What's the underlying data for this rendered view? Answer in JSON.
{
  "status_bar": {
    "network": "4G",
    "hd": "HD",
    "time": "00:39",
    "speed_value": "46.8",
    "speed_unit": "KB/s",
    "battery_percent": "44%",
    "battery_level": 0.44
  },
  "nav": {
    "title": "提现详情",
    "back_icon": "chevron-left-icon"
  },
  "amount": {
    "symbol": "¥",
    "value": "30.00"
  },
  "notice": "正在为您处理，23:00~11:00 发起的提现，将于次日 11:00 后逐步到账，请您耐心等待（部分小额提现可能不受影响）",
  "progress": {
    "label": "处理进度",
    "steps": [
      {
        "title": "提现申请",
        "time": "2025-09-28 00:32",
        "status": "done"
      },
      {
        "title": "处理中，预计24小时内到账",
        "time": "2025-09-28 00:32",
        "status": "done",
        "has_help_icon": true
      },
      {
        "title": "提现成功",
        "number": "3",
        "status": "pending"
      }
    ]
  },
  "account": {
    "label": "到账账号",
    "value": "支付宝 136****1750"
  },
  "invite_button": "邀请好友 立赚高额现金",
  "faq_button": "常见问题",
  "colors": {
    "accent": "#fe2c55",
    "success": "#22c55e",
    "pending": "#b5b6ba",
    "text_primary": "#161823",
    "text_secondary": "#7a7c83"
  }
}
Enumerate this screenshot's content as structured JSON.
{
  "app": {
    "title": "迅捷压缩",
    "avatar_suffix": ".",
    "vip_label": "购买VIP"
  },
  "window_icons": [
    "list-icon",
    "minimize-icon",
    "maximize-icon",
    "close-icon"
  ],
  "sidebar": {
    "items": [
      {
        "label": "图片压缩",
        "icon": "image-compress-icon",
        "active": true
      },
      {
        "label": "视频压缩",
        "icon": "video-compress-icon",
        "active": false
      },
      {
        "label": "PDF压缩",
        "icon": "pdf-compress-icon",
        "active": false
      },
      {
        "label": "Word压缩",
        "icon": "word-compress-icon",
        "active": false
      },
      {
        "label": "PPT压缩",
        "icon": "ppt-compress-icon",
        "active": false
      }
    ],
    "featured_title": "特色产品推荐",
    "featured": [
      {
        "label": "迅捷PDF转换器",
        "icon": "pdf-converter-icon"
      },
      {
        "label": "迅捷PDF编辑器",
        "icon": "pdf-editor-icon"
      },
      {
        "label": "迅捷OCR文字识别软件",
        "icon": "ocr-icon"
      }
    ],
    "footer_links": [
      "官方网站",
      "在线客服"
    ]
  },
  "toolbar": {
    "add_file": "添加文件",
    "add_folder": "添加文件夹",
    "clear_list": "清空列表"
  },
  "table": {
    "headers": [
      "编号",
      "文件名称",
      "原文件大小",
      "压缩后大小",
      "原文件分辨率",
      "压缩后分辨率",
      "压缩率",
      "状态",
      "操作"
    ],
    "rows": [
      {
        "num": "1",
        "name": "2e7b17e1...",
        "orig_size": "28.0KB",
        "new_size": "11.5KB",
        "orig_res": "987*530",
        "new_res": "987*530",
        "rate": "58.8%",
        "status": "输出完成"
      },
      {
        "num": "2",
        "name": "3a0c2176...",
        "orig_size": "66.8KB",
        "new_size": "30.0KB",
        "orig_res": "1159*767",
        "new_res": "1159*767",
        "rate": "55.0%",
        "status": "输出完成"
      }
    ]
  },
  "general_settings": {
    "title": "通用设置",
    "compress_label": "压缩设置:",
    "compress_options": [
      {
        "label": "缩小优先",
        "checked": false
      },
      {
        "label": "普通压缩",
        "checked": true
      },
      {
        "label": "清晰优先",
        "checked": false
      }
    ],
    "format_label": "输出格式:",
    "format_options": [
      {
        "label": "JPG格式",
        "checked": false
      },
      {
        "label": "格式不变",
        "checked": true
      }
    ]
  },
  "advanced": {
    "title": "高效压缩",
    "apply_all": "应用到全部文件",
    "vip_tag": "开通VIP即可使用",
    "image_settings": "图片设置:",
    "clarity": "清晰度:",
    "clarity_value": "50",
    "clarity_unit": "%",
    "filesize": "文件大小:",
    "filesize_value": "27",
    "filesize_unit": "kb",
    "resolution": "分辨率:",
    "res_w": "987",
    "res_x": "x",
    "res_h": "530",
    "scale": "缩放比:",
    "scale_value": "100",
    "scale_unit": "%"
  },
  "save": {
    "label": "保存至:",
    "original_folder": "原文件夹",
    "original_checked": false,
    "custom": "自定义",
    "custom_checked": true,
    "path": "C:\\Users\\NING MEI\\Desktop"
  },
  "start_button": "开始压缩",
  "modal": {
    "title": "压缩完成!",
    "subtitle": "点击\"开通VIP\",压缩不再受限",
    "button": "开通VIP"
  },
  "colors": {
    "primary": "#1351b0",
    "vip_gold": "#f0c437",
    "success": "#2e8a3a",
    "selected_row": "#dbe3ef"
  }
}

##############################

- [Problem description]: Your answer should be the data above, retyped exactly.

- [Finished exercise]:
What's the underlying data for this rendered view? Answer in JSON.
{
  "status_bar": {
    "network": "4G",
    "hd": "HD",
    "time": "00:39",
    "speed_value": "46.8",
    "speed_unit": "KB/s",
    "battery_percent": "44%",
    "battery_level": 0.44
  },
  "nav": {
    "title": "提现详情",
    "back_icon": "chevron-left-icon"
  },
  "amount": {
    "symbol": "¥",
    "value": "30.00"
  },
  "notice": "正在为您处理，23:00~11:00 发起的提现，将于次日 11:00 后逐步到账，请您耐心等待（部分小额提现可能不受影响）",
  "progress": {
    "label": "处理进度",
    "steps": [
      {
        "title": "提现申请",
        "time": "2025-09-28 00:32",
        "status": "done"
      },
      {
        "title": "处理中，预计24小时内到账",
        "time": "2025-09-28 00:32",
        "status": "done",
        "has_help_icon": true
      },
      {
        "title": "提现成功",
        "number": "3",
        "status": "pending"
      }
    ]
  },
  "account": {
    "label": "到账账号",
    "value": "支付宝 136****1750"
  },
  "invite_button": "邀请好友 立赚高额现金",
  "faq_button": "常见问题",
  "colors": {
    "accent": "#fe2c55",
    "success": "#22c55e",
    "pending": "#b5b6ba",
    "text_primary": "#161823",
    "text_secondary": "#7a7c83"
  }
}
Enumerate this screenshot's content as structured JSON.
{
  "app": {
    "title": "迅捷压缩",
    "avatar_suffix": ".",
    "vip_label": "购买VIP"
  },
  "window_icons": [
    "list-icon",
    "minimize-icon",
    "maximize-icon",
    "close-icon"
  ],
  "sidebar": {
    "items": [
      {
        "label": "图片压缩",
        "icon": "image-compress-icon",
        "active": true
      },
      {
        "label": "视频压缩",
        "icon": "video-compress-icon",
        "active": false
      },
      {
        "label": "PDF压缩",
        "icon": "pdf-compress-icon",
        "active": false
      },
      {
        "label": "Word压缩",
        "icon": "word-compress-icon",
        "active": false
      },
      {
        "label": "PPT压缩",
        "icon": "ppt-compress-icon",
        "active": false
      }
    ],
    "featured_title": "特色产品推荐",
    "featured": [
      {
        "label": "迅捷PDF转换器",
        "icon": "pdf-converter-icon"
      },
      {
        "label": "迅捷PDF编辑器",
        "icon": "pdf-editor-icon"
      },
      {
        "label": "迅捷OCR文字识别软件",
        "icon": "ocr-icon"
      }
    ],
    "footer_links": [
      "官方网站",
      "在线客服"
    ]
  },
  "toolbar": {
    "add_file": "添加文件",
    "add_folder": "添加文件夹",
    "clear_list": "清空列表"
  },
  "table": {
    "headers": [
      "编号",
      "文件名称",
      "原文件大小",
      "压缩后大小",
      "原文件分辨率",
      "压缩后分辨率",
      "压缩率",
      "状态",
      "操作"
    ],
    "rows": [
      {
        "num": "1",
        "name": "2e7b17e1...",
        "orig_size": "28.0KB",
        "new_size": "11.5KB",
        "orig_res": "987*530",
        "new_res": "987*530",
        "rate": "58.8%",
        "status": "输出完成"
      },
      {
        "num": "2",
        "name": "3a0c2176...",
        "orig_size": "66.8KB",
        "new_size": "30.0KB",
        "orig_res": "1159*767",
        "new_res": "1159*767",
        "rate": "55.0%",
        "status": "输出完成"
      }
    ]
  },
  "general_settings": {
    "title": "通用设置",
    "compress_label": "压缩设置:",
    "compress_options": [
      {
        "label": "缩小优先",
        "checked": false
      },
      {
        "label": "普通压缩",
        "checked": true
      },
      {
        "label": "清晰优先",
        "checked": false
      }
    ],
    "format_label": "输出格式:",
    "format_options": [
      {
        "label": "JPG格式",
        "checked": false
      },
      {
        "label": "格式不变",
        "checked": true
      }
    ]
  },
  "advanced": {
    "title": "高效压缩",
    "apply_all": "应用到全部文件",
    "vip_tag": "开通VIP即可使用",
    "image_settings": "图片设置:",
    "clarity": "清晰度:",
    "clarity_value": "50",
    "clarity_unit": "%",
    "filesize": "文件大小:",
    "filesize_value": "27",
    "filesize_unit": "kb",
    "resolution": "分辨率:",
    "res_w": "987",
    "res_x": "x",
    "res_h": "530",
    "scale": "缩放比:",
    "scale_value": "100",
    "scale_unit": "%"
  },
  "save": {
    "label": "保存至:",
    "original_folder": "原文件夹",
    "original_checked": false,
    "custom": "自定义",
    "custom_checked": true,
    "path": "C:\\Users\\NING MEI\\Desktop"
  },
  "start_button": "开始压缩",
  "modal": {
    "title": "压缩完成!",
    "subtitle": "点击\"开通VIP\",压缩不再受限",
    "button": "开通VIP"
  },
  "colors": {
    "primary": "#1351b0",
    "vip_gold": "#f0c437",
    "success": "#2e8a3a",
    "selected_row": "#dbe3ef"
  }
}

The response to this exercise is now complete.